None of the cases of torpedoing yet reported are considered by
administration as overt act unless possibly the Torino, which is being
WASHINGTON, February 8 Captain of the California, which
was torpedoed yesterday as reported by Consul Frost, said torpedo struck
amidships. Submarine gave no warning, and vessel sank in a short
nme dragging many down. Officials view situation with utmost gravity.
One American is known to have been aboard. Believed was saved.
Lansing announced American ship owners are at liberty to arm "
ships in preparation to resist Teuton submarines.
PARIS, February 8 British captured Grandcourt.
McKay Requires No
License Says Judge
Circuit Court Holds Reauirement
Simply Test Of Qualification To
Be Made But Once Murphy May
In the ouo warrant action broucht
by Eugene Murphy against District
Magistrate W. A. McKay, Judge Ed
ings yesterday morning overruled the
petition. Murphy noted executions
and may appeal to the supreme court.
xne case, which has attracted a
good deal of attention, is one by
which Attorney Murphy sought to
have McKay ousted as district magis
trate on the grounds that he had does
not hold a license to practise law in
the magistrate courts of the territory.
It was shown that Judge McKay, while
originality holding such license, had
not kept up bis license fees and con
sequently does not hold such license
at the present time.
Judge Edings, in passing on the
case, held that the law requiring a
magistrate to be a licensed practition
er in the court, was Intended as an
educational qualification as to fitness
and did not contemplate that the niag-
isti ue should continue to keep his
licebie in working order.
LATEST SUGAR QUOTATIONS
per lb. per ton
Today's quotation ..
Last previous price.
Harlan M. Roberts
Announced From Honolulu Former
Instructor Is To Be Principal At
Harlan M. Roberts, for many years
an Instructor in Lahainaluna School,
but who for the past two years has
been vocational instructor at the Ter
ritorial Normal School, in Honolulu, Is

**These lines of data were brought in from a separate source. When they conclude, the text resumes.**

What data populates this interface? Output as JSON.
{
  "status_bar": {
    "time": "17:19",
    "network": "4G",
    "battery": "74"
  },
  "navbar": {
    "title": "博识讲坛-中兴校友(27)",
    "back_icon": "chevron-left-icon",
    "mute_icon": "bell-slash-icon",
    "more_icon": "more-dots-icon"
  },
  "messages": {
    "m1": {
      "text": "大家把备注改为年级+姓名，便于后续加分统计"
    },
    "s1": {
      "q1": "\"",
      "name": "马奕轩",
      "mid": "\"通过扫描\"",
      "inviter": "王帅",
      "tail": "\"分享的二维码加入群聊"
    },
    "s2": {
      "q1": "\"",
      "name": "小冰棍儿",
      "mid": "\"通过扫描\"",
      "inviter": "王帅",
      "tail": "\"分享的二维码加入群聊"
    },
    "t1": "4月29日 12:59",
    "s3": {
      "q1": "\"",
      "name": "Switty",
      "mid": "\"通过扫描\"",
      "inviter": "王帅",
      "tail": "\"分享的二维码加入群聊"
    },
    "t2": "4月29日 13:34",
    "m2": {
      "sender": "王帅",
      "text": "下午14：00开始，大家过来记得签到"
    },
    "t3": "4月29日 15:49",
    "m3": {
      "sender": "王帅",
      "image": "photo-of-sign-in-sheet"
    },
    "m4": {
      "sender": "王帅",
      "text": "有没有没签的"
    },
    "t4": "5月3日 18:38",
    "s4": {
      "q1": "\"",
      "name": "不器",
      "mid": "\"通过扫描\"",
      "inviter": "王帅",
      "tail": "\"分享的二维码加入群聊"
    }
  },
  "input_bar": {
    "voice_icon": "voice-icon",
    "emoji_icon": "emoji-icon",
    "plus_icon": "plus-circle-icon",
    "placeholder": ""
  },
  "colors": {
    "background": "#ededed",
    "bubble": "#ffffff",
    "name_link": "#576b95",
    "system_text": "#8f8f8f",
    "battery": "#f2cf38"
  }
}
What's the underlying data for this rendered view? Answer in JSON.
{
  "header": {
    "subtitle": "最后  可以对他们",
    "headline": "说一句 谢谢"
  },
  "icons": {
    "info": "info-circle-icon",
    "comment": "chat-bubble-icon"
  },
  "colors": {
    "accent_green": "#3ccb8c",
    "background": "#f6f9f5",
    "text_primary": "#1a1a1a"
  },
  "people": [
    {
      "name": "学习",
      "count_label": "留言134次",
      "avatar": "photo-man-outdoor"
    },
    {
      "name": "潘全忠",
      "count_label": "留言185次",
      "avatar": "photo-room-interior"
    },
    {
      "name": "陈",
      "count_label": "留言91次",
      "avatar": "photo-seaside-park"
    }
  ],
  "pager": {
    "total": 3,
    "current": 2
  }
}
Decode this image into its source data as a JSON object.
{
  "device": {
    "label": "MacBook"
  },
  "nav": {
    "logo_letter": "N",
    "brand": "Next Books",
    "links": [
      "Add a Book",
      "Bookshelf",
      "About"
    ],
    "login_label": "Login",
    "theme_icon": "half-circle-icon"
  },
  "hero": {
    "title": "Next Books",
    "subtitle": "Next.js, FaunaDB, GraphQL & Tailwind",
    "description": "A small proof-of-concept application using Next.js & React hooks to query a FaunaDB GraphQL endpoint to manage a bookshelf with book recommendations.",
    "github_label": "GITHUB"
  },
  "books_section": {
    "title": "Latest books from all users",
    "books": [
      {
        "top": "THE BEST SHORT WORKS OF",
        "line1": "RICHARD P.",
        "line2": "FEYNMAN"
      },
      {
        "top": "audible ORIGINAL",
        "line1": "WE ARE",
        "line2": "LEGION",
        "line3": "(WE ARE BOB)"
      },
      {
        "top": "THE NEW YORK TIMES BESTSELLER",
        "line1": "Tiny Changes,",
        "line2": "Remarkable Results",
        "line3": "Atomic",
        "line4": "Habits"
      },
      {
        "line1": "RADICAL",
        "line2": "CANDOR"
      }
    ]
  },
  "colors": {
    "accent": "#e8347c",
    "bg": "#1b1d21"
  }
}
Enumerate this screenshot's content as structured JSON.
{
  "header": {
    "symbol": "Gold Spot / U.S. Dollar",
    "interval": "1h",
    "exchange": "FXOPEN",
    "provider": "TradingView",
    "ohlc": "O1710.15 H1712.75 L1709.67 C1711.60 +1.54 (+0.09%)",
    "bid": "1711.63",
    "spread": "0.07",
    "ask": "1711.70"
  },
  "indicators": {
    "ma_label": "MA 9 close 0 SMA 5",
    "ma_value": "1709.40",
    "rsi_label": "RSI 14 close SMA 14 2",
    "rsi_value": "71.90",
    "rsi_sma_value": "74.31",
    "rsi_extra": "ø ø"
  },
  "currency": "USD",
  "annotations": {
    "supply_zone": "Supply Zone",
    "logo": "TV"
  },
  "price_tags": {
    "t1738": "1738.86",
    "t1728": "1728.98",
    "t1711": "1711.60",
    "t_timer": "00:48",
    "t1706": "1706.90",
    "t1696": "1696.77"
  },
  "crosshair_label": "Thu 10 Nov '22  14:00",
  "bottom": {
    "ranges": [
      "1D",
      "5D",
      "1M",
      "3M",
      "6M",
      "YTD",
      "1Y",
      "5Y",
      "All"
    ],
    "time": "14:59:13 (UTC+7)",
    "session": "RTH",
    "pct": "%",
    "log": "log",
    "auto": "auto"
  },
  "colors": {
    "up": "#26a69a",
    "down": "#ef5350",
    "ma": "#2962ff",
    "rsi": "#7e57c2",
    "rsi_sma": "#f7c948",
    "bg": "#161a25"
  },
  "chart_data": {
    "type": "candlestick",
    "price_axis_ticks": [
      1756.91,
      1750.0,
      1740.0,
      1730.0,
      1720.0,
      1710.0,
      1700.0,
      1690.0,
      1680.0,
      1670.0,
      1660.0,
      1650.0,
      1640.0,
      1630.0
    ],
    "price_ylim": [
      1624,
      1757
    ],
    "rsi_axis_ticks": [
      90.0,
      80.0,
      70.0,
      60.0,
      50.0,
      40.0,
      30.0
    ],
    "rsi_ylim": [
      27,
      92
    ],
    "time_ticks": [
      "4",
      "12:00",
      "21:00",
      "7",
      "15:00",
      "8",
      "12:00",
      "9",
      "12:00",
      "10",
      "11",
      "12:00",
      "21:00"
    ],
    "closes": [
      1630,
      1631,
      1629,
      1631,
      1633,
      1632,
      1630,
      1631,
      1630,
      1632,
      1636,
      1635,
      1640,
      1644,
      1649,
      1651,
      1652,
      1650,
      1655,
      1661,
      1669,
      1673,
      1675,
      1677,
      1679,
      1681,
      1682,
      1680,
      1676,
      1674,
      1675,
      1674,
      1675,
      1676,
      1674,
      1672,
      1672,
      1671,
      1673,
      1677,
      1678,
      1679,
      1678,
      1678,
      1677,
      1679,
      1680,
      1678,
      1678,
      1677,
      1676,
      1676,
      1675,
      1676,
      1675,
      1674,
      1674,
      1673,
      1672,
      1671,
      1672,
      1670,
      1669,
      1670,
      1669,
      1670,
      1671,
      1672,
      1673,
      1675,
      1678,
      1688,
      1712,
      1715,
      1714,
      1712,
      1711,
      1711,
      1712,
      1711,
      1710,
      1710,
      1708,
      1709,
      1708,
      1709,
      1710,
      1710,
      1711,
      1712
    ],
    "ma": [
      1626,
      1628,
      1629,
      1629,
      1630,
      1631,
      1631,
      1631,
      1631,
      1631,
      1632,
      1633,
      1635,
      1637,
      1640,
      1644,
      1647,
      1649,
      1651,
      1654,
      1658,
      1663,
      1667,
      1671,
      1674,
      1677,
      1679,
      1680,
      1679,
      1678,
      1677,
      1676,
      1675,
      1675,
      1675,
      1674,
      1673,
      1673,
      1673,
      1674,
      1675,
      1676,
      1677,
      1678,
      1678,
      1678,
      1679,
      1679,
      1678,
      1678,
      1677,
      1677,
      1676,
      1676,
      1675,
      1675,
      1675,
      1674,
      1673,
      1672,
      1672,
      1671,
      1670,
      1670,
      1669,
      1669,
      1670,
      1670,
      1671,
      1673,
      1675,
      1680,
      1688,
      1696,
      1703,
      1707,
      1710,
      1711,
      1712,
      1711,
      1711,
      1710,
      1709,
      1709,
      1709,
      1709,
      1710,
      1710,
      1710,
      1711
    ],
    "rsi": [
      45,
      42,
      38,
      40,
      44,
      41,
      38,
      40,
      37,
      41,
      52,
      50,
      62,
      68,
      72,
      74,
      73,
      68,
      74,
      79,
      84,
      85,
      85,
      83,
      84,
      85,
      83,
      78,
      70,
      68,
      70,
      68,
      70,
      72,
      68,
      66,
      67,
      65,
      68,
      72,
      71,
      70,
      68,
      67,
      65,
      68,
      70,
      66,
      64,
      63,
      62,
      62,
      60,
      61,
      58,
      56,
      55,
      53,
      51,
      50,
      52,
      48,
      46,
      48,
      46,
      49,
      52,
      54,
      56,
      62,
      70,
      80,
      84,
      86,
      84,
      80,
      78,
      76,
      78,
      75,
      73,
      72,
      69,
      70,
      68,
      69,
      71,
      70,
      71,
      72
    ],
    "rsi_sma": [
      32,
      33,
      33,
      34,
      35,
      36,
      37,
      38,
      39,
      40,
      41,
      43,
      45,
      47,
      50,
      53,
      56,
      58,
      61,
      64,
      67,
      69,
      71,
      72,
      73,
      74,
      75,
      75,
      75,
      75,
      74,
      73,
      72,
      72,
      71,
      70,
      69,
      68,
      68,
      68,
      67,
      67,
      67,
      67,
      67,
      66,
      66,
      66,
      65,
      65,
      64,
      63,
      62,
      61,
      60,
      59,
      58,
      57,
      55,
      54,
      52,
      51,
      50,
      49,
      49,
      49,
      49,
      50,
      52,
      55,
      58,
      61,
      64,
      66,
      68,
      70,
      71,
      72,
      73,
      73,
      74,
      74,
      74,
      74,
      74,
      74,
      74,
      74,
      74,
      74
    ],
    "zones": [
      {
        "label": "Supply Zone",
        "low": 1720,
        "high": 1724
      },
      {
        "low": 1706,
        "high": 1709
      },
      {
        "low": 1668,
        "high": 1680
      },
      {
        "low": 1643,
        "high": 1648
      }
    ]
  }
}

to return to Lahainaluna to succeed
C. A. MacDonald as principal. This
is the statement made by the Hono
lulu Advertiser on Wednesday as a
fact, although It adds that the depart
ment of public instruction was non
committal in the matter.
The Honolulu paper was folloVlng
up the story of the Maui News which
last week announced the resignation
of Principal MacDonald, who. on the
first of April will take charge as
director of the new citizenship work
on Maul, under the Maui Aid Associa
tion. The news that Mr. Roberts is to
return to Maul will be gratifying to
his many friends here. It was rumor
ed last week that Fred. A. Clowes,
agricultural expert of the school waa
to have the princlpalship.